On Wednesday night Rick Karsdorp finally made his Roma debut, a rusty 82 minutes in the Giallorossi's crusty 1-0 win over struggling Crotone. His first steps on the Stadio Olimpico pitch marked the end of a four-month absence following preseason surgery on his right knee, with which he had problems while playing for his former club, and subsequent muscle injuries during his recovery. He was warmly applauded by home fans hopeful that one of sporting director Monchi's most intriguing summer signings might finally pay back some of the €14 million spent on him.
It was a decent, if not particularly exciting performance, after which Karsdorp showed little sign of any pain and expressed happiness at having completed his first Roma game. Less than 48 hours later, and on the eve of their home clash with Bologna, he's undergone surgery on his left knee, the victim of Roma's 12th torn anterior cruciate ligament in less than two years. As well as lamenting the loss of such a promising player, fans are now beginning to wonder how on earth so many ACL tears can happen in such a short period of time.
"Last night my dream turned into a nightmare," Karsdorp tweeted on Thursday morning, while Kevin Strootman, who knows all about his countryman's fate having spent the best part of two years out after suffering his own torn ACL in 2014, insisted the new arrival will be "back on the pitch as soon as possible to rock the right wing again."
As news of Karsdorp's fate was revealed, fingers were immediately pointed at director of performance Darcy Norman and head performance coach Ed Lippie, hand-picked by Roma president James Pallotta in the summer of 2015. The dirty dozen have all torn their ACLs since the pair's arrival and unless Pallotta's Lazio counterpart Claudio Lotito visited Roma's Trigoria training complex with a Lazio curse two years ago, it seems highly unlikely that such a high number of tears can be explained by bad luck alone.
Even if the tears suffered on international duty -- Elio Capradossi, on loan at Bari, in September 2015 and Antonio Rudiger last summer -- are removed from the equation, 10 ACLs have been torn in that period. Even more worryingly, nine of the 12 have come since the end of the 2015-16 season, starting with Rudiger and finishing with Karsdorp, with first-teamers (curiously, also full-backs) Mario Rui, Emerson Palmieri and Alessandro Florenzi (twice) among that number. That's an astonishingly high number even for a league where six players have suffered ACL tears in just 10 rounds of fixtures.

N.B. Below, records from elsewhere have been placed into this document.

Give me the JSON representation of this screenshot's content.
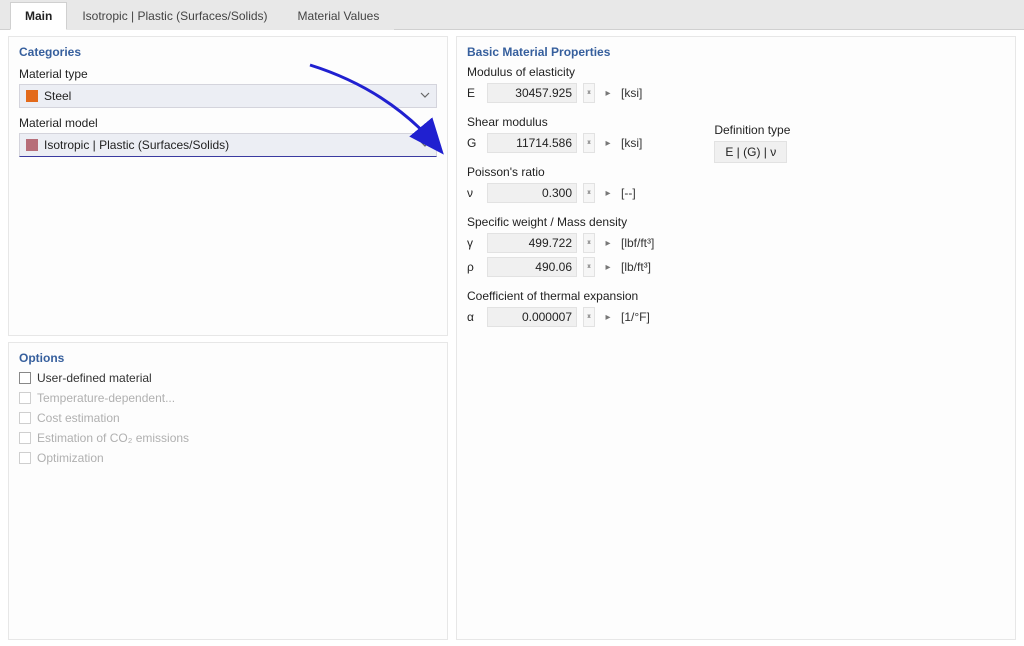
{
  "tabs": {
    "main": "Main",
    "iso": "Isotropic | Plastic (Surfaces/Solids)",
    "values": "Material Values"
  },
  "categories": {
    "title": "Categories",
    "material_type_label": "Material type",
    "material_type_value": "Steel",
    "material_model_label": "Material model",
    "material_model_value": "Isotropic | Plastic (Surfaces/Solids)"
  },
  "options": {
    "title": "Options",
    "user_defined": "User-defined material",
    "temp_dep": "Temperature-dependent...",
    "cost_est": "Cost estimation",
    "co2": "Estimation of CO₂ emissions",
    "optimization": "Optimization"
  },
  "props": {
    "title": "Basic Material Properties",
    "modulus_label": "Modulus of elasticity",
    "E_sym": "E",
    "E_val": "30457.925",
    "E_unit": "[ksi]",
    "shear_label": "Shear modulus",
    "G_sym": "G",
    "G_val": "11714.586",
    "G_unit": "[ksi]",
    "def_type_label": "Definition type",
    "def_type_value": "E | (G) | ν",
    "poisson_label": "Poisson's ratio",
    "nu_sym": "ν",
    "nu_val": "0.300",
    "nu_unit": "[--]",
    "specific_label": "Specific weight / Mass density",
    "gamma_sym": "γ",
    "gamma_val": "499.722",
    "gamma_unit": "[lbf/ft³]",
    "rho_sym": "ρ",
    "rho_val": "490.06",
    "rho_unit": "[lb/ft³]",
    "thermal_label": "Coefficient of thermal expansion",
    "alpha_sym": "α",
    "alpha_val": "0.000007",
    "alpha_unit": "[1/°F]"
  }
}
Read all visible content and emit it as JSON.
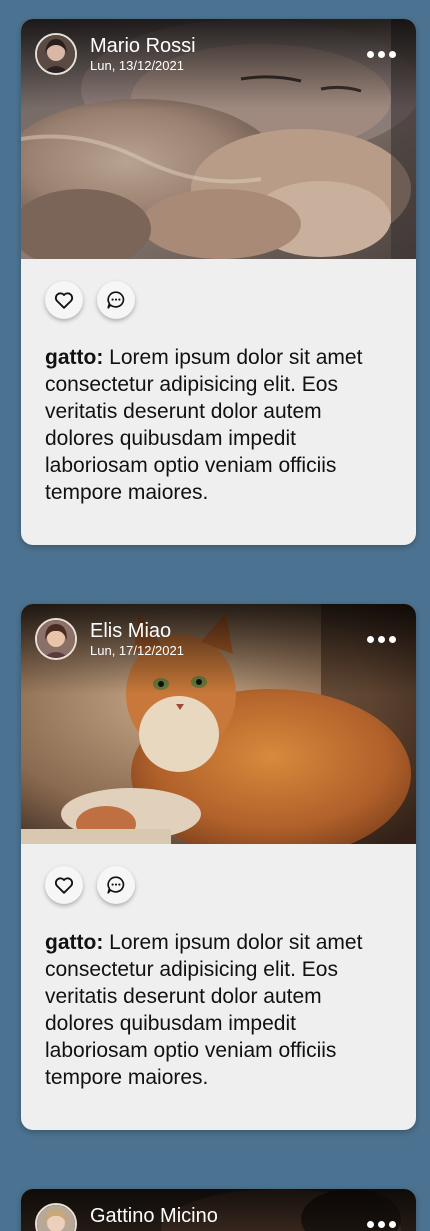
{
  "posts": [
    {
      "author": "Mario Rossi",
      "date": "Lun, 13/12/2021",
      "tag": "gatto:",
      "text": "Lorem ipsum dolor sit amet consectetur adipisicing elit. Eos veritatis deserunt dolor autem dolores quibusdam impedit laboriosam optio veniam officiis tempore maiores."
    },
    {
      "author": "Elis Miao",
      "date": "Lun, 17/12/2021",
      "tag": "gatto:",
      "text": "Lorem ipsum dolor sit amet consectetur adipisicing elit. Eos veritatis deserunt dolor autem dolores quibusdam impedit laboriosam optio veniam officiis tempore maiores."
    },
    {
      "author": "Gattino Micino"
    }
  ],
  "colors": {
    "background": "#4b7290",
    "card": "#efefef"
  }
}
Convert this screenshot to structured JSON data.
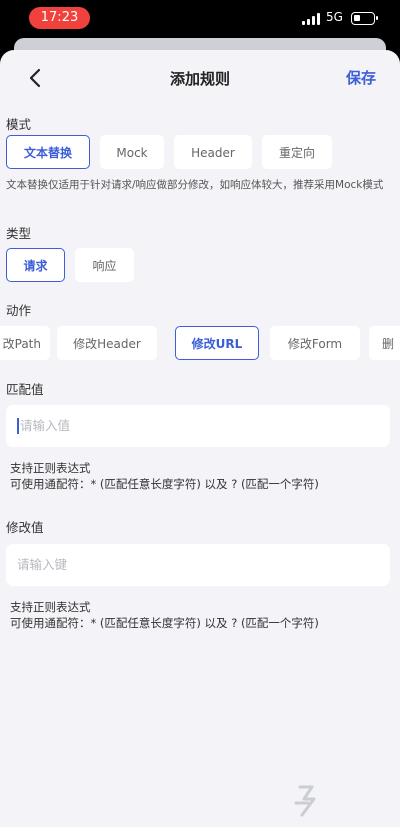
{
  "status_bar": {
    "time": "17:23",
    "network": "5G",
    "battery_level": 0.35
  },
  "nav": {
    "title": "添加规则",
    "save_label": "保存",
    "back_icon": "chevron-left-icon"
  },
  "mode": {
    "label": "模式",
    "options": [
      "文本替换",
      "Mock",
      "Header",
      "重定向"
    ],
    "selected": "文本替换",
    "hint": "文本替换仅适用于针对请求/响应做部分修改，如响应体较大，推荐采用Mock模式"
  },
  "type": {
    "label": "类型",
    "options": [
      "请求",
      "响应"
    ],
    "selected": "请求"
  },
  "action": {
    "label": "动作",
    "options": [
      "改Path",
      "修改Header",
      "修改URL",
      "修改Form",
      "删"
    ],
    "selected": "修改URL"
  },
  "match_value": {
    "label": "匹配值",
    "placeholder": "请输入值",
    "help_line1": "支持正则表达式",
    "help_line2": "可使用通配符：* (匹配任意长度字符) 以及 ? (匹配一个字符)"
  },
  "modify_value": {
    "label": "修改值",
    "placeholder": "请输入键",
    "help_line1": "支持正则表达式",
    "help_line2": "可使用通配符：* (匹配任意长度字符) 以及 ? (匹配一个字符)"
  },
  "watermark": {
    "text": "九游"
  },
  "colors": {
    "accent": "#3d5ed6",
    "background": "#f3f3f8",
    "time_pill": "#f0413c"
  }
}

Nonetheless it's hard to apportion blame for these injuries, mostly because not even the experts can agree on the cause of their recent increase -- something that's not just taken place at Roma, or in Italy. What they do agree on is that it's not down to luck, with former Arsenal and Charlton physio David Wales suggesting last year that there should be "one ACL injury per club every 12 to 18 months," a number that was "consistent" with his time in football. Something, somewhere, needs to be fixed.

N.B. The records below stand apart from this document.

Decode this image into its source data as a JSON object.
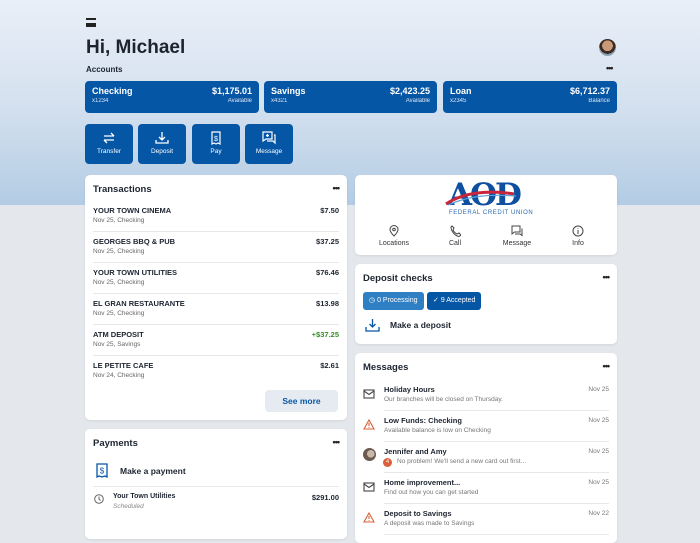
{
  "header": {
    "greeting": "Hi, Michael",
    "accounts_label": "Accounts"
  },
  "accounts": [
    {
      "name": "Checking",
      "number": "x1234",
      "amount": "$1,175.01",
      "status": "Available"
    },
    {
      "name": "Savings",
      "number": "x4321",
      "amount": "$2,423.25",
      "status": "Available"
    },
    {
      "name": "Loan",
      "number": "x2345",
      "amount": "$6,712.37",
      "status": "Balance"
    }
  ],
  "actions": [
    "Transfer",
    "Deposit",
    "Pay",
    "Message"
  ],
  "transactions": {
    "title": "Transactions",
    "see_more": "See more",
    "items": [
      {
        "name": "YOUR TOWN CINEMA",
        "date": "Nov 25, Checking",
        "amount": "$7.50"
      },
      {
        "name": "GEORGES BBQ & PUB",
        "date": "Nov 25, Checking",
        "amount": "$37.25"
      },
      {
        "name": "YOUR TOWN UTILITIES",
        "date": "Nov 25, Checking",
        "amount": "$76.46"
      },
      {
        "name": "EL GRAN RESTAURANTE",
        "date": "Nov 25, Checking",
        "amount": "$13.98"
      },
      {
        "name": "ATM DEPOSIT",
        "date": "Nov 25, Savings",
        "amount": "+$37.25"
      },
      {
        "name": "LE PETITE CAFE",
        "date": "Nov 24, Checking",
        "amount": "$2.61"
      }
    ]
  },
  "payments": {
    "title": "Payments",
    "make": "Make a payment",
    "items": [
      {
        "name": "Your Town Utilities",
        "status": "Scheduled",
        "amount": "$291.00"
      }
    ]
  },
  "bank": {
    "logo": "AOD",
    "logo_sub": "FEDERAL CREDIT UNION",
    "links": [
      "Locations",
      "Call",
      "Message",
      "Info"
    ]
  },
  "deposit": {
    "title": "Deposit checks",
    "processing": "0 Processing",
    "accepted": "9 Accepted",
    "make": "Make a deposit"
  },
  "messages": {
    "title": "Messages",
    "items": [
      {
        "title": "Holiday Hours",
        "body": "Our branches will be closed on Thursday.",
        "date": "Nov 25",
        "icon": "mail-icon"
      },
      {
        "title": "Low Funds: Checking",
        "body": "Available balance is low on Checking",
        "date": "Nov 25",
        "icon": "warning-icon"
      },
      {
        "title": "Jennifer and Amy",
        "body": "No problem! We'll send a new card out first...",
        "date": "Nov 25",
        "icon": "avatar",
        "badge": "4"
      },
      {
        "title": "Home improvement...",
        "body": "Find out how you can get started",
        "date": "Nov 25",
        "icon": "mail-icon"
      },
      {
        "title": "Deposit to Savings",
        "body": "A deposit was made to Savings",
        "date": "Nov 22",
        "icon": "warning-icon"
      }
    ]
  },
  "colors": {
    "brand": "#0656a6",
    "positive": "#3a8a2a",
    "warning": "#d9603a"
  }
}
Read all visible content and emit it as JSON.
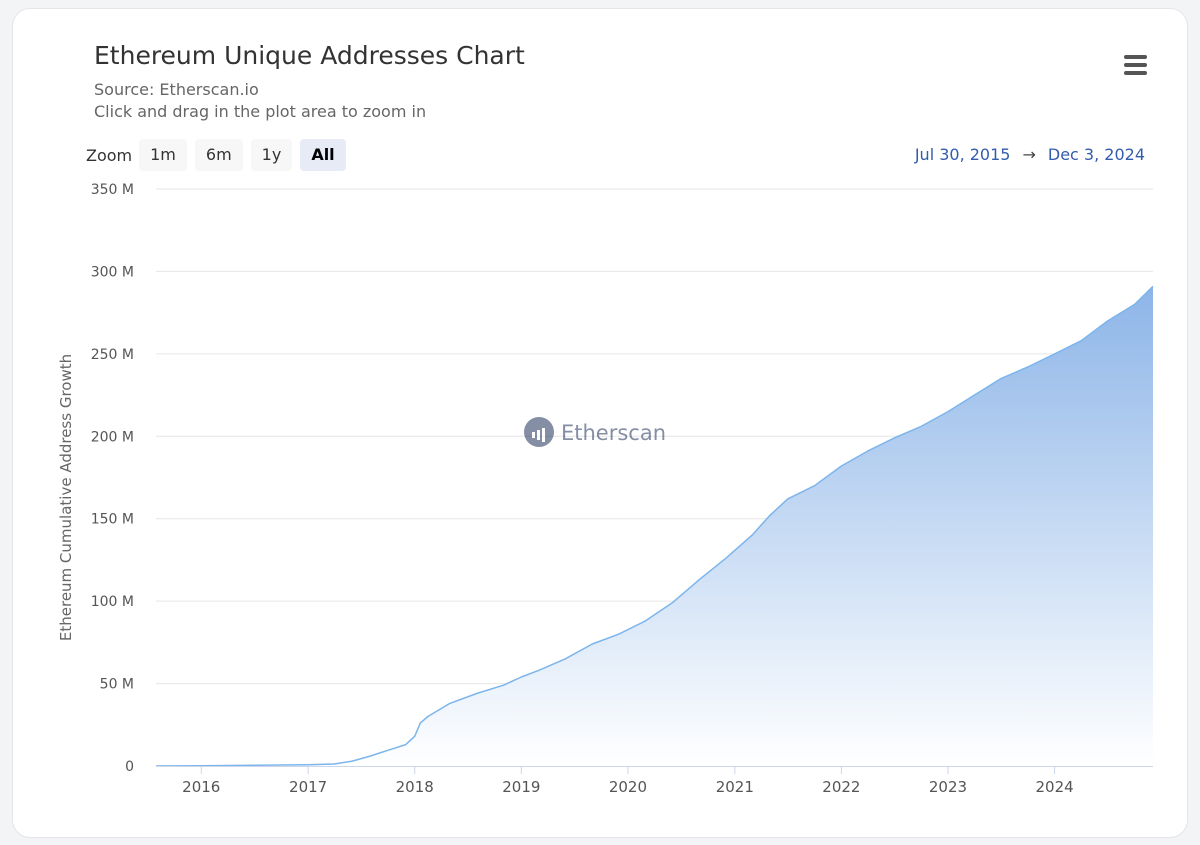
{
  "header": {
    "title": "Ethereum Unique Addresses Chart",
    "source": "Source: Etherscan.io",
    "hint": "Click and drag in the plot area to zoom in",
    "menu_icon": "hamburger-icon"
  },
  "zoom": {
    "label": "Zoom",
    "options": [
      "1m",
      "6m",
      "1y",
      "All"
    ],
    "selected": "All"
  },
  "range": {
    "from": "Jul 30, 2015",
    "arrow": "→",
    "to": "Dec 3, 2024"
  },
  "watermark": {
    "text": "Etherscan",
    "icon": "etherscan-logo-icon"
  },
  "colors": {
    "line": "#7cb5ec",
    "fill_top": "#8db5e8",
    "fill_bottom": "#ffffff",
    "grid": "#e6e6e6",
    "range_text": "#335cad"
  },
  "chart_data": {
    "type": "area",
    "title": "Ethereum Unique Addresses Chart",
    "ylabel": "Ethereum Cumulative Address Growth",
    "xlabel": "",
    "ylim": [
      0,
      350
    ],
    "y_ticks": [
      0,
      50,
      100,
      150,
      200,
      250,
      300,
      350
    ],
    "y_tick_labels": [
      "0",
      "50 M",
      "100 M",
      "150 M",
      "200 M",
      "250 M",
      "300 M",
      "350 M"
    ],
    "x_range": [
      "2015-07-30",
      "2024-12-03"
    ],
    "x_ticks": [
      "2016-01-01",
      "2017-01-01",
      "2018-01-01",
      "2019-01-01",
      "2020-01-01",
      "2021-01-01",
      "2022-01-01",
      "2023-01-01",
      "2024-01-01"
    ],
    "x_tick_labels": [
      "2016",
      "2017",
      "2018",
      "2019",
      "2020",
      "2021",
      "2022",
      "2023",
      "2024"
    ],
    "grid": true,
    "legend": "none",
    "series": [
      {
        "x": [
          "2015-07-30",
          "2016-01-01",
          "2016-07-01",
          "2017-01-01",
          "2017-04-01",
          "2017-06-01",
          "2017-08-01",
          "2017-10-01",
          "2017-12-01",
          "2018-01-01",
          "2018-01-20",
          "2018-02-15",
          "2018-05-01",
          "2018-08-01",
          "2018-11-01",
          "2019-01-01",
          "2019-03-01",
          "2019-06-01",
          "2019-09-01",
          "2019-12-01",
          "2020-03-01",
          "2020-06-01",
          "2020-09-01",
          "2020-12-01",
          "2021-03-01",
          "2021-05-01",
          "2021-07-01",
          "2021-10-01",
          "2022-01-01",
          "2022-04-01",
          "2022-07-01",
          "2022-10-01",
          "2023-01-01",
          "2023-04-01",
          "2023-07-01",
          "2023-10-01",
          "2024-01-01",
          "2024-04-01",
          "2024-07-01",
          "2024-10-01",
          "2024-12-03"
        ],
        "values": [
          0,
          0.1,
          0.4,
          0.8,
          1.2,
          3,
          6,
          9.5,
          13,
          18,
          26,
          30,
          38,
          44,
          49,
          54,
          58,
          65,
          74,
          80,
          88,
          99,
          113,
          126,
          140,
          152,
          162,
          170,
          182,
          191,
          199,
          206,
          215,
          225,
          235,
          242,
          250,
          258,
          270,
          280,
          291
        ]
      }
    ]
  }
}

Karsdorp came to the club in deal that also included €5m of extras. His arrival excited the fans who followed foreign football closely enough to notice Feyenoord's buccaneering, Eredivisie-winning right-back exciting Dutch fans in a period when there seems to be a dearth of Oranje talent.
Karsdorp started out as a midfielder, at times playing as a No.10, and he wasn't played as a full-back until 2014. That time spent in the middle of the park gave the 22-year-old a calmness on the ball that many defenders dream of, and his quality distribution brought him 14 assists over the last two seasons. His arrival was supposed to be the solution to what had been a problem position for Eusebio Di Francesco's predecessor Luciano Spalletti.
With Florenzi -- not a natural right-back but a useful auxiliary player -- out for much of Spalletti's tenure having suffered two of Roma's recent ACL tears, the former coach had to make do with Rudiger and Bruno Peres. Rudiger is a centre-back by trade, as we can see from his work at Chelsea, and lacked attacking guile. More importantly, accomplished wide players such as Lorenzo Insigne could take advantage of his unnatural stance and positioning, as he admitted in an interview with top Italian football site Ultimo Uomo before Rudiger left for the Premier League.
Peres, who probably will start on Saturday night, plays the role practically as a winger rather than a traditional full-back, and the Brazilian's attitude to small matters like positioning and chasing back seem unconventional, to say the least. Silly errors like the sloppy pass that led to Chelsea's second goal in the 3-3 thriller at Stamford Bridge have cost Roma points and infuriated fans, and the return of Karsdorp had supporters hoping they would have the same stability and attacking ability on the right flank that Aleksandar Kolarov has brought to the left.
Instead they're back to the role being shared by a converted midfielder and player whose days at right-back were supposed be numbered.